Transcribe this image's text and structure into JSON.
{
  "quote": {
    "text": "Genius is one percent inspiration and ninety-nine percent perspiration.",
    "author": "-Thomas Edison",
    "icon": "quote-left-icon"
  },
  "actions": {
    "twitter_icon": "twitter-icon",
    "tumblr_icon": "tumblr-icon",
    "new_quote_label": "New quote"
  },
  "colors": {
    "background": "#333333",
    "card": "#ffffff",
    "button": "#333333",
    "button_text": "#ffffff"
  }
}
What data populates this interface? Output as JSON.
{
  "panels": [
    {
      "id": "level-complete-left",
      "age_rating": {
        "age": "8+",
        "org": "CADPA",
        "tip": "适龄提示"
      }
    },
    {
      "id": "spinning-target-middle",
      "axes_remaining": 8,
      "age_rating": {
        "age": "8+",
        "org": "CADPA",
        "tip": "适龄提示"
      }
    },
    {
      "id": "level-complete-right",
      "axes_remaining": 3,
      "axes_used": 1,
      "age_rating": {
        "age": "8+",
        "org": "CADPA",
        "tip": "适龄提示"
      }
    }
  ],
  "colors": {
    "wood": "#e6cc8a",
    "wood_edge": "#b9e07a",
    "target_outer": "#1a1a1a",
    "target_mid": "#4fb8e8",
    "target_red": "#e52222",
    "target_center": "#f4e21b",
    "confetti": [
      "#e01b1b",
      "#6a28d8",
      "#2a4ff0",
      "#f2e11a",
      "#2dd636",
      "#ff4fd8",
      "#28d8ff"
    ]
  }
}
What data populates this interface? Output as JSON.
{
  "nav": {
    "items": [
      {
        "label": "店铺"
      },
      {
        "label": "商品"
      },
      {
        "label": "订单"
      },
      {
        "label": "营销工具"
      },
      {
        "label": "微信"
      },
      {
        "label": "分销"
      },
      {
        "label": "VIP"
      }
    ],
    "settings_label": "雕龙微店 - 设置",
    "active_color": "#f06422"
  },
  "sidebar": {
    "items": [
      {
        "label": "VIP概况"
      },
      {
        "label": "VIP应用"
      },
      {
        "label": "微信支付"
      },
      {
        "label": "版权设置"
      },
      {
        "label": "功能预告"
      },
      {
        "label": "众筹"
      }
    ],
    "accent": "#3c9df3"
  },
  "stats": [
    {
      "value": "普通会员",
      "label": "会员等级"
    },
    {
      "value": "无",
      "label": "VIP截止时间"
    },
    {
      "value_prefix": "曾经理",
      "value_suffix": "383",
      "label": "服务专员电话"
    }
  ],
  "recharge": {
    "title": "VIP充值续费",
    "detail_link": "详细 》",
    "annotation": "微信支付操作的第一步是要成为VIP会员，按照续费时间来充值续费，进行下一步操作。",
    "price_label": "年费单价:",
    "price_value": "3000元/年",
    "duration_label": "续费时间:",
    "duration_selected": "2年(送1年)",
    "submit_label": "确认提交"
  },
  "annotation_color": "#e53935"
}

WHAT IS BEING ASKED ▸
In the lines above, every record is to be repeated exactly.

TASK OUTPUT ▸
Transcribe this image's text and structure into JSON.
{
  "quote": {
    "text": "Genius is one percent inspiration and ninety-nine percent perspiration.",
    "author": "-Thomas Edison",
    "icon": "quote-left-icon"
  },
  "actions": {
    "twitter_icon": "twitter-icon",
    "tumblr_icon": "tumblr-icon",
    "new_quote_label": "New quote"
  },
  "colors": {
    "background": "#333333",
    "card": "#ffffff",
    "button": "#333333",
    "button_text": "#ffffff"
  }
}
What data populates this interface? Output as JSON.
{
  "panels": [
    {
      "id": "level-complete-left",
      "age_rating": {
        "age": "8+",
        "org": "CADPA",
        "tip": "适龄提示"
      }
    },
    {
      "id": "spinning-target-middle",
      "axes_remaining": 8,
      "age_rating": {
        "age": "8+",
        "org": "CADPA",
        "tip": "适龄提示"
      }
    },
    {
      "id": "level-complete-right",
      "axes_remaining": 3,
      "axes_used": 1,
      "age_rating": {
        "age": "8+",
        "org": "CADPA",
        "tip": "适龄提示"
      }
    }
  ],
  "colors": {
    "wood": "#e6cc8a",
    "wood_edge": "#b9e07a",
    "target_outer": "#1a1a1a",
    "target_mid": "#4fb8e8",
    "target_red": "#e52222",
    "target_center": "#f4e21b",
    "confetti": [
      "#e01b1b",
      "#6a28d8",
      "#2a4ff0",
      "#f2e11a",
      "#2dd636",
      "#ff4fd8",
      "#28d8ff"
    ]
  }
}
What data populates this interface? Output as JSON.
{
  "nav": {
    "items": [
      {
        "label": "店铺"
      },
      {
        "label": "商品"
      },
      {
        "label": "订单"
      },
      {
        "label": "营销工具"
      },
      {
        "label": "微信"
      },
      {
        "label": "分销"
      },
      {
        "label": "VIP"
      }
    ],
    "settings_label": "雕龙微店 - 设置",
    "active_color": "#f06422"
  },
  "sidebar": {
    "items": [
      {
        "label": "VIP概况"
      },
      {
        "label": "VIP应用"
      },
      {
        "label": "微信支付"
      },
      {
        "label": "版权设置"
      },
      {
        "label": "功能预告"
      },
      {
        "label": "众筹"
      }
    ],
    "accent": "#3c9df3"
  },
  "stats": [
    {
      "value": "普通会员",
      "label": "会员等级"
    },
    {
      "value": "无",
      "label": "VIP截止时间"
    },
    {
      "value_prefix": "曾经理",
      "value_suffix": "383",
      "label": "服务专员电话"
    }
  ],
  "recharge": {
    "title": "VIP充值续费",
    "detail_link": "详细 》",
    "annotation": "微信支付操作的第一步是要成为VIP会员，按照续费时间来充值续费，进行下一步操作。",
    "price_label": "年费单价:",
    "price_value": "3000元/年",
    "duration_label": "续费时间:",
    "duration_selected": "2年(送1年)",
    "submit_label": "确认提交"
  },
  "annotation_color": "#e53935"
}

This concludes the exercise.